After the death of Liu Yü-sung his eldest son, Liu Shou-tsêng 劉壽曾 (T. 恭甫, H. 芝雲, 1838–1882), became a member of the staff of the Kiangnan Printing Office and served there until 1881. He and his younger brother, Liu Kuei-tsêng 劉貴曾 (T. 良輔, H. 少崖, 抱甕居士, 1845–1898), took up Liu Yü-sung's study on the Ch'un-ch'iu Tso-shih chuan, but they did not complete it. The last scholar who devoted himself to this task was a son of Liu Kuei-tsêng, named Liu Shih-p'ei 劉師培 (T. 申叔, H. 左盦, 1884–1919). The latter died comparatively young, leaving no one in the Liu family to carry on the work. The voluminous manuscript drafts on which four generations of the Liu family had labored thus failed to be published. Liu Shih-p'ei served in his twenties as a private secretary to Tuan-fang [q. v.], but after the death of the latter (1911), he taught in the Chengtu Higher Normal School. Late in 1915 he was made a member of the Advisory Council to the President and supported the attempt of Yüan Shih-k'ai (see under Yüan Chia-san) to re-establish the Imperial regime. After the death of Yüan in June of the following year Liu Shih-p'ei retired temporarily. Late in 1917 he became a teacher in the Peking National University, a position which he held until his death, November 20, 1919. As a scholar he was anxious to maintain the traditions of native scholarship and was opposed to Western innovations. Numerous articles by him were published in the three sinological journals: 國粹學報 Kuo-ts'ui hsüeh-pao between 1905–11; 四川國學雜志 Szechwan kuo-hsüeh tsa-chih between 1912–14; and 國故 Kuo-ku in 1919. The drafts of his lectures at the Peking National University were printed under the titles 中國文學 Chung-keo wên-hsüeh and 中國中古文學史 Chung-kuo chung-ku wên-hsieh shih. A collection of his prose, entitled 左盦集, Tso-an chi, 8 chüan, was printed about 1910 and again in 1928.

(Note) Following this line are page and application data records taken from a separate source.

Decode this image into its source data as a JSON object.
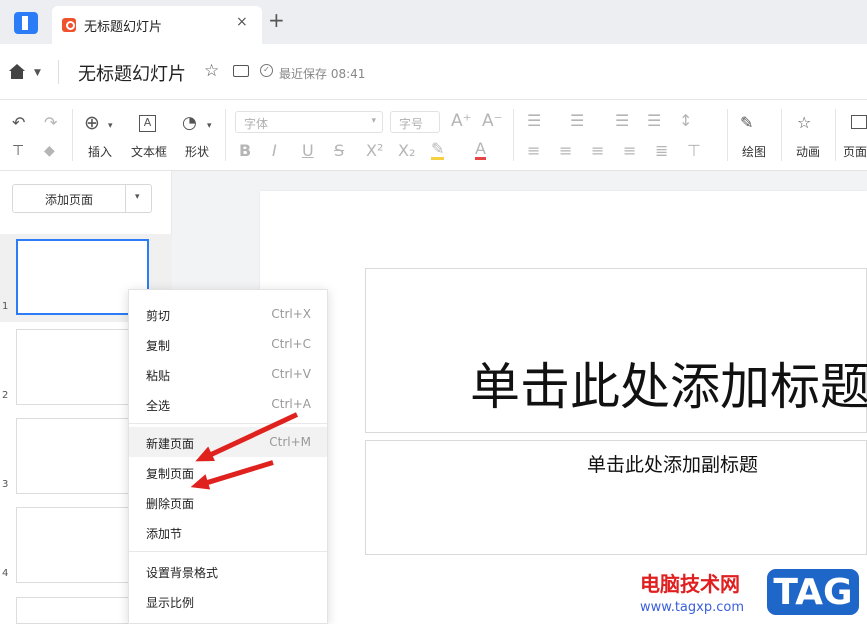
{
  "window": {
    "tab_title": "无标题幻灯片",
    "tab_close": "×",
    "new_tab": "+"
  },
  "header": {
    "title": "无标题幻灯片",
    "save_status": "最近保存 08:41"
  },
  "toolbar": {
    "insert": "插入",
    "textbox": "文本框",
    "shape": "形状",
    "font_placeholder": "字体",
    "size_placeholder": "字号",
    "draw": "绘图",
    "animation": "动画",
    "page": "页面"
  },
  "sidebar": {
    "add_page": "添加页面",
    "slide_numbers": [
      "1",
      "2",
      "3",
      "4"
    ]
  },
  "slide": {
    "title_placeholder": "单击此处添加标题",
    "subtitle_placeholder": "单击此处添加副标题"
  },
  "context_menu": {
    "items": [
      {
        "label": "剪切",
        "shortcut": "Ctrl+X"
      },
      {
        "label": "复制",
        "shortcut": "Ctrl+C"
      },
      {
        "label": "粘贴",
        "shortcut": "Ctrl+V"
      },
      {
        "label": "全选",
        "shortcut": "Ctrl+A"
      },
      {
        "label": "新建页面",
        "shortcut": "Ctrl+M"
      },
      {
        "label": "复制页面",
        "shortcut": ""
      },
      {
        "label": "删除页面",
        "shortcut": ""
      },
      {
        "label": "添加节",
        "shortcut": ""
      },
      {
        "label": "设置背景格式",
        "shortcut": ""
      },
      {
        "label": "显示比例",
        "shortcut": ""
      }
    ]
  },
  "watermark": {
    "site_name": "电脑技术网",
    "url": "www.tagxp.com",
    "badge": "TAG"
  },
  "colors": {
    "accent": "#2b7cf6",
    "arrow": "#e0221f",
    "tab_icon": "#f0522d"
  }
}
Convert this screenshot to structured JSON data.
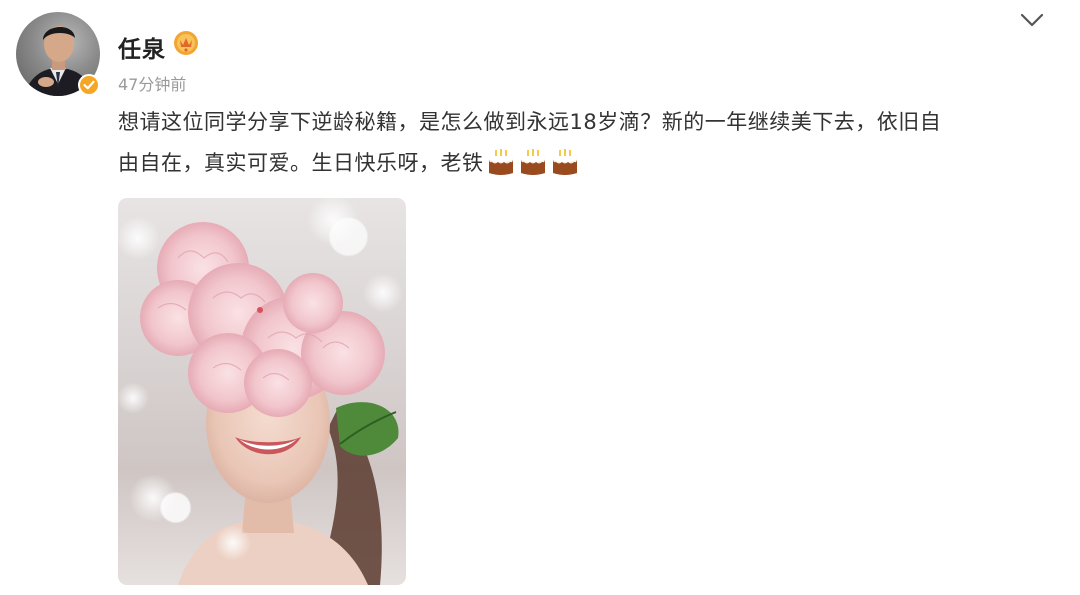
{
  "post": {
    "author": {
      "name": "任泉",
      "timestamp": "47分钟前"
    },
    "text_line_1": "想请这位同学分享下逆龄秘籍，是怎么做到永远18岁滴？新的一年继续美下去，依旧自",
    "text_line_2": "由自在，真实可爱。生日快乐呀，老铁",
    "emojis": [
      "cake-icon",
      "cake-icon",
      "cake-icon"
    ],
    "image": "photo of a smiling woman with pink flowers covering her eyes"
  },
  "colors": {
    "text": "#333333",
    "meta": "#9a9a9a",
    "name": "#222222",
    "badge": "#f5a623"
  }
}
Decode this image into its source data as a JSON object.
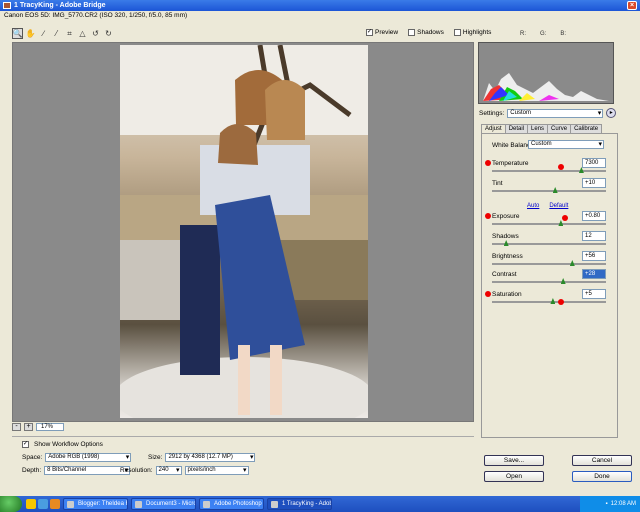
{
  "window": {
    "title": "1 TracyKing - Adobe Bridge"
  },
  "camera_info": "Canon EOS 5D:  IMG_5770.CR2  (ISO 320, 1/250, f/5.0, 85 mm)",
  "preview_opts": {
    "preview": "Preview",
    "shadows": "Shadows",
    "highlights": "Highlights"
  },
  "rgb": {
    "r": "R:",
    "g": "G:",
    "b": "B:"
  },
  "settings": {
    "label": "Settings:",
    "value": "Custom",
    "menu": "▸"
  },
  "tabs": [
    "Adjust",
    "Detail",
    "Lens",
    "Curve",
    "Calibrate"
  ],
  "adjust": {
    "wb_label": "White Balance:",
    "wb_value": "Custom",
    "temperature": {
      "label": "Temperature",
      "value": "7300",
      "position": 0.78
    },
    "tint": {
      "label": "Tint",
      "value": "+10",
      "position": 0.55
    },
    "auto": "Auto",
    "default": "Default",
    "exposure": {
      "label": "Exposure",
      "value": "+0.80",
      "position": 0.6
    },
    "shadows": {
      "label": "Shadows",
      "value": "12",
      "position": 0.12
    },
    "brightness": {
      "label": "Brightness",
      "value": "+56",
      "position": 0.7
    },
    "contrast": {
      "label": "Contrast",
      "value": "+28",
      "position": 0.62
    },
    "saturation": {
      "label": "Saturation",
      "value": "+5",
      "position": 0.53
    }
  },
  "zoom": {
    "minus": "-",
    "plus": "+",
    "value": "17%"
  },
  "workflow": {
    "show_label": "Show Workflow Options",
    "space_label": "Space:",
    "space_value": "Adobe RGB (1998)",
    "depth_label": "Depth:",
    "depth_value": "8 Bits/Channel",
    "size_label": "Size:",
    "size_value": "2912 by 4368  (12.7 MP)",
    "resolution_label": "Resolution:",
    "resolution_value": "240",
    "resolution_unit": "pixels/inch"
  },
  "buttons": {
    "save": "Save...",
    "cancel": "Cancel",
    "open": "Open",
    "done": "Done"
  },
  "taskbar": {
    "tasks": [
      "Blogger: TheIdea R...",
      "Document3 - Micro...",
      "Adobe Photoshop",
      "1 TracyKing - Adob..."
    ],
    "clock": "12:08 AM"
  }
}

[1/488/22a; 2/69/42a; 5/74/19b, 75/9a; 6/卷末/4a; Liu Kung-mien (see under Liu Pao-nan), 廣經堂文鈔 Kuang-ching t'ang wên-ch'ao (1889) 45b; Tso-an chi (see above) 6/1a; T'ung-i t'ang wên-chi; Kojima Yūma 小島祐馬, 劉師培の學 in 藝文 Geibun, vol. XI, nos. 5 and 7 (1920).]

Hiromu Momose